**About this exercise**
Filter the entries for lines with the word "checked".

++++ Extracted material

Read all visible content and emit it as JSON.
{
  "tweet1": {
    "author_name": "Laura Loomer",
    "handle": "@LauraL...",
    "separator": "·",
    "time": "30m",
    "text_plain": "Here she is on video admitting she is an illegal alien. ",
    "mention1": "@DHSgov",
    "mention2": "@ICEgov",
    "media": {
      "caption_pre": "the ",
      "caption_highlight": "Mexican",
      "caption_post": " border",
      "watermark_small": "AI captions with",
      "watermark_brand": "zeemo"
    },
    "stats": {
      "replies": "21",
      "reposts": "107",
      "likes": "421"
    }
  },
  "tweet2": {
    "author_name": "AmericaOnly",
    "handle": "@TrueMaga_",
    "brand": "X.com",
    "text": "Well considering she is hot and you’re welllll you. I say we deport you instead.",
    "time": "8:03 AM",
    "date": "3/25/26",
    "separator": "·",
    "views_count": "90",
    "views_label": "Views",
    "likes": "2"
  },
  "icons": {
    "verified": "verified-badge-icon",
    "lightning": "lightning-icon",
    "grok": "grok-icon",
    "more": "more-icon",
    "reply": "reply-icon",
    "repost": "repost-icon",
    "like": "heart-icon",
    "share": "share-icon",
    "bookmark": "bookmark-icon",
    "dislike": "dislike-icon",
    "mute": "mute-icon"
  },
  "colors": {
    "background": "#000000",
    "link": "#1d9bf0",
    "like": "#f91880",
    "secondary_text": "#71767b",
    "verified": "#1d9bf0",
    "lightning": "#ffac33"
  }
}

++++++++
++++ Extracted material

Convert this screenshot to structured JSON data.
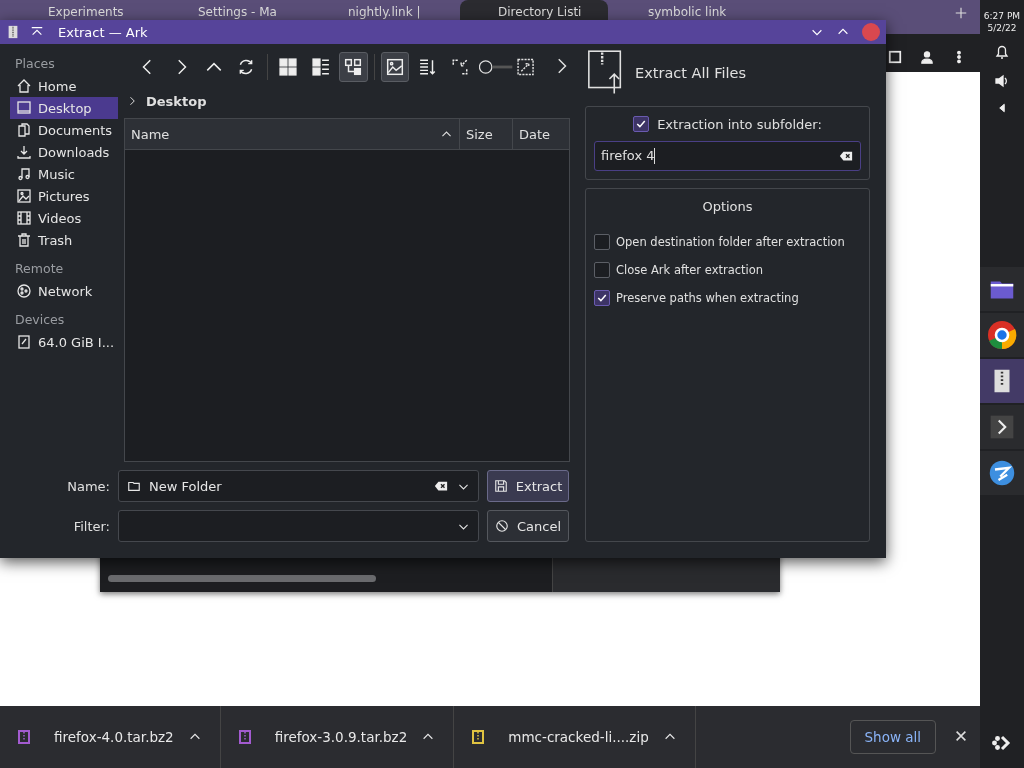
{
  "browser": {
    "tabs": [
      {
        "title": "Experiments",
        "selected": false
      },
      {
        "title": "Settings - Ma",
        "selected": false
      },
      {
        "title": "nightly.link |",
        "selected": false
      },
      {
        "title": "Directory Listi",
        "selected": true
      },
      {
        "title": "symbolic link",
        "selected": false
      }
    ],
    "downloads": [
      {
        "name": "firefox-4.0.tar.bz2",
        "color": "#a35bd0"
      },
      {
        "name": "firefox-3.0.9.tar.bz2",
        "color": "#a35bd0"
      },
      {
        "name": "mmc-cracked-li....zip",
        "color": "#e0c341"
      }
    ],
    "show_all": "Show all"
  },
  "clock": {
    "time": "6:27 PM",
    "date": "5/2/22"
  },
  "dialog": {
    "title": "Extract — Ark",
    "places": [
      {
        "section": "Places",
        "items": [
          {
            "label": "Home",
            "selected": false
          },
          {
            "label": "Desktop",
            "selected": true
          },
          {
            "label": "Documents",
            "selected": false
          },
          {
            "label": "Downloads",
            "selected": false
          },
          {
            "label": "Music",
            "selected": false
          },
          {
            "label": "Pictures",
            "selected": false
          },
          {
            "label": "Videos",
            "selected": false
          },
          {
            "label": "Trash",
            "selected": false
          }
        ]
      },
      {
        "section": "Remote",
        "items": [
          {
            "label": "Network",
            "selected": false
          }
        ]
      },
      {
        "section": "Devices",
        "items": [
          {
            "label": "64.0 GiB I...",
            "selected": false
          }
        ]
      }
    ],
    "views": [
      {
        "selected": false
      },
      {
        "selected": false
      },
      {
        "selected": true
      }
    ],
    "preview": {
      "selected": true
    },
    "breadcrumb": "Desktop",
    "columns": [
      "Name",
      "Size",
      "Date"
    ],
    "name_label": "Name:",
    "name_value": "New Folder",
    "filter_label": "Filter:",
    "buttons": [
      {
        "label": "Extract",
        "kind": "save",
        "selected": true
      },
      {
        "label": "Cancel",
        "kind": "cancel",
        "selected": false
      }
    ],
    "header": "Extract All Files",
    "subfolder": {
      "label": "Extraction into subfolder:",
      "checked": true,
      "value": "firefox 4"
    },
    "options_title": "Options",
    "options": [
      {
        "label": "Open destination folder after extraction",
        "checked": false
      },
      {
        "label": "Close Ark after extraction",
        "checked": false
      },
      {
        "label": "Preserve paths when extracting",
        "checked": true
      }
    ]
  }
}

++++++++

**Result below**
      "checked": true,
        "checked": false
        "checked": false
        "checked": true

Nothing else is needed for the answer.